→ Task goal:
Lines below that hold the word "label" must be copied in full.

━━━━━ Supplied records

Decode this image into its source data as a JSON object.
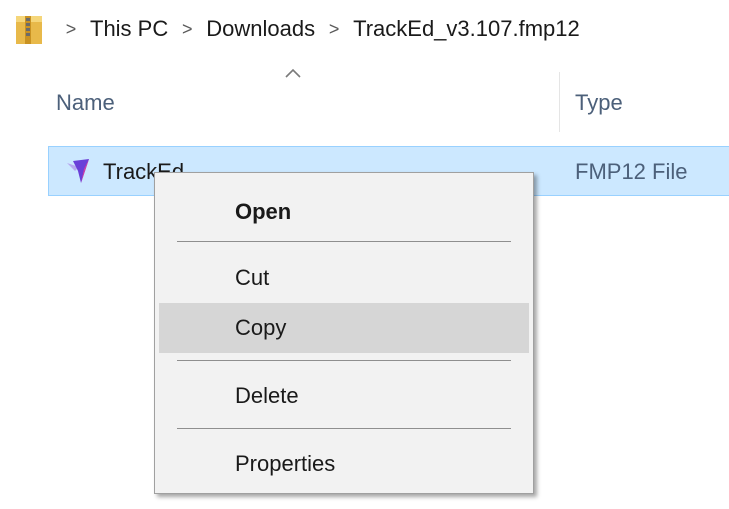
{
  "breadcrumb": {
    "items": [
      "This PC",
      "Downloads",
      "TrackEd_v3.107.fmp12"
    ],
    "separator": ">"
  },
  "columns": {
    "name": "Name",
    "type": "Type"
  },
  "file": {
    "name": "TrackEd",
    "type": "FMP12 File"
  },
  "context_menu": {
    "items": [
      {
        "label": "Open",
        "bold": true
      },
      {
        "label": "Cut"
      },
      {
        "label": "Copy",
        "highlighted": true
      },
      {
        "label": "Delete"
      },
      {
        "label": "Properties"
      }
    ]
  },
  "colors": {
    "selection_fill": "#cce8ff",
    "selection_border": "#99d1ff",
    "menu_background": "#f2f2f2",
    "menu_hover": "#d6d6d6",
    "header_text": "#4c607a"
  },
  "icons": {
    "address_bar": "zip-folder-icon",
    "file": "filemaker-icon",
    "sort": "sort-ascending-icon"
  }
}
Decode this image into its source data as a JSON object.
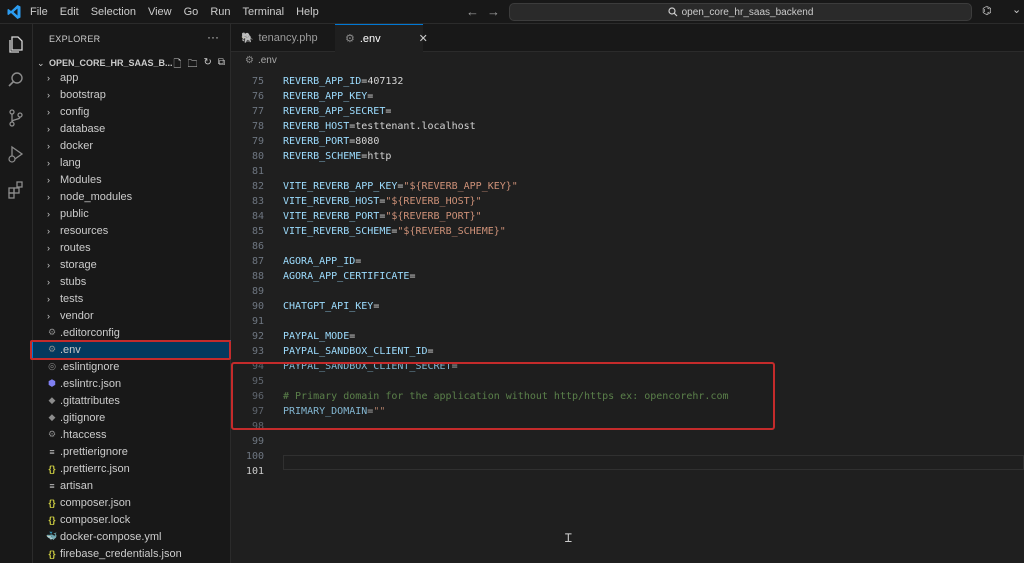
{
  "titlebar": {
    "menus": [
      "File",
      "Edit",
      "Selection",
      "View",
      "Go",
      "Run",
      "Terminal",
      "Help"
    ],
    "search_text": "open_core_hr_saas_backend"
  },
  "sidebar": {
    "title": "EXPLORER",
    "project": "OPEN_CORE_HR_SAAS_B...",
    "folders": [
      "app",
      "bootstrap",
      "config",
      "database",
      "docker",
      "lang",
      "Modules",
      "node_modules",
      "public",
      "resources",
      "routes",
      "storage",
      "stubs",
      "tests",
      "vendor"
    ],
    "files": [
      {
        "name": ".editorconfig",
        "icon": "gear-icon",
        "color": "#8c8c8c"
      },
      {
        "name": ".env",
        "icon": "gear-icon",
        "color": "#8c8c8c",
        "selected": true
      },
      {
        "name": ".eslintignore",
        "icon": "circle-icon",
        "color": "#8c8c8c"
      },
      {
        "name": ".eslintrc.json",
        "icon": "eslint-icon",
        "color": "#8080f2"
      },
      {
        "name": ".gitattributes",
        "icon": "git-icon",
        "color": "#8c8c8c"
      },
      {
        "name": ".gitignore",
        "icon": "git-icon",
        "color": "#8c8c8c"
      },
      {
        "name": ".htaccess",
        "icon": "gear-icon",
        "color": "#8c8c8c"
      },
      {
        "name": ".prettierignore",
        "icon": "lines-icon",
        "color": "#cccccc"
      },
      {
        "name": ".prettierrc.json",
        "icon": "json-icon",
        "color": "#cbcb41"
      },
      {
        "name": "artisan",
        "icon": "lines-icon",
        "color": "#cccccc"
      },
      {
        "name": "composer.json",
        "icon": "json-icon",
        "color": "#cbcb41"
      },
      {
        "name": "composer.lock",
        "icon": "json-icon",
        "color": "#cbcb41"
      },
      {
        "name": "docker-compose.yml",
        "icon": "docker-icon",
        "color": "#e44d60"
      },
      {
        "name": "firebase_credentials.json",
        "icon": "json-icon",
        "color": "#cbcb41"
      }
    ]
  },
  "tabs": [
    {
      "label": "tenancy.php",
      "icon": "php-icon",
      "active": false
    },
    {
      "label": ".env",
      "icon": "gear-icon",
      "active": true
    }
  ],
  "breadcrumb": ".env",
  "editor": {
    "lines": [
      {
        "n": "75",
        "key": "REVERB_APP_ID",
        "val": "407132"
      },
      {
        "n": "76",
        "key": "REVERB_APP_KEY",
        "val": ""
      },
      {
        "n": "77",
        "key": "REVERB_APP_SECRET",
        "val": ""
      },
      {
        "n": "78",
        "key": "REVERB_HOST",
        "val": "testtenant.localhost"
      },
      {
        "n": "79",
        "key": "REVERB_PORT",
        "val": "8080"
      },
      {
        "n": "80",
        "key": "REVERB_SCHEME",
        "val": "http"
      },
      {
        "n": "81"
      },
      {
        "n": "82",
        "key": "VITE_REVERB_APP_KEY",
        "str": "\"${REVERB_APP_KEY}\""
      },
      {
        "n": "83",
        "key": "VITE_REVERB_HOST",
        "str": "\"${REVERB_HOST}\""
      },
      {
        "n": "84",
        "key": "VITE_REVERB_PORT",
        "str": "\"${REVERB_PORT}\""
      },
      {
        "n": "85",
        "key": "VITE_REVERB_SCHEME",
        "str": "\"${REVERB_SCHEME}\""
      },
      {
        "n": "86"
      },
      {
        "n": "87",
        "key": "AGORA_APP_ID",
        "val": ""
      },
      {
        "n": "88",
        "key": "AGORA_APP_CERTIFICATE",
        "val": ""
      },
      {
        "n": "89"
      },
      {
        "n": "90",
        "key": "CHATGPT_API_KEY",
        "val": ""
      },
      {
        "n": "91"
      },
      {
        "n": "92",
        "key": "PAYPAL_MODE",
        "val": ""
      },
      {
        "n": "93",
        "key": "PAYPAL_SANDBOX_CLIENT_ID",
        "val": ""
      },
      {
        "n": "94",
        "key": "PAYPAL_SANDBOX_CLIENT_SECRET",
        "val": ""
      },
      {
        "n": "95"
      },
      {
        "n": "96",
        "comment": "# Primary domain for the application without http/https ex: opencorehr.com"
      },
      {
        "n": "97",
        "key": "PRIMARY_DOMAIN",
        "str": "\"\""
      },
      {
        "n": "98"
      },
      {
        "n": "99"
      },
      {
        "n": "100"
      },
      {
        "n": "101",
        "current": true
      }
    ]
  },
  "colors": {
    "highlight_border": "#c42b2b",
    "accent": "#0078d4"
  }
}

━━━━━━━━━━

→ Response:
        "label": "Open",
        "label": "Cut"
        "label": "Copy",
        "label": "Delete"
        "label": "Properties"
      "label": "tenancy.php",
      "label": ".env",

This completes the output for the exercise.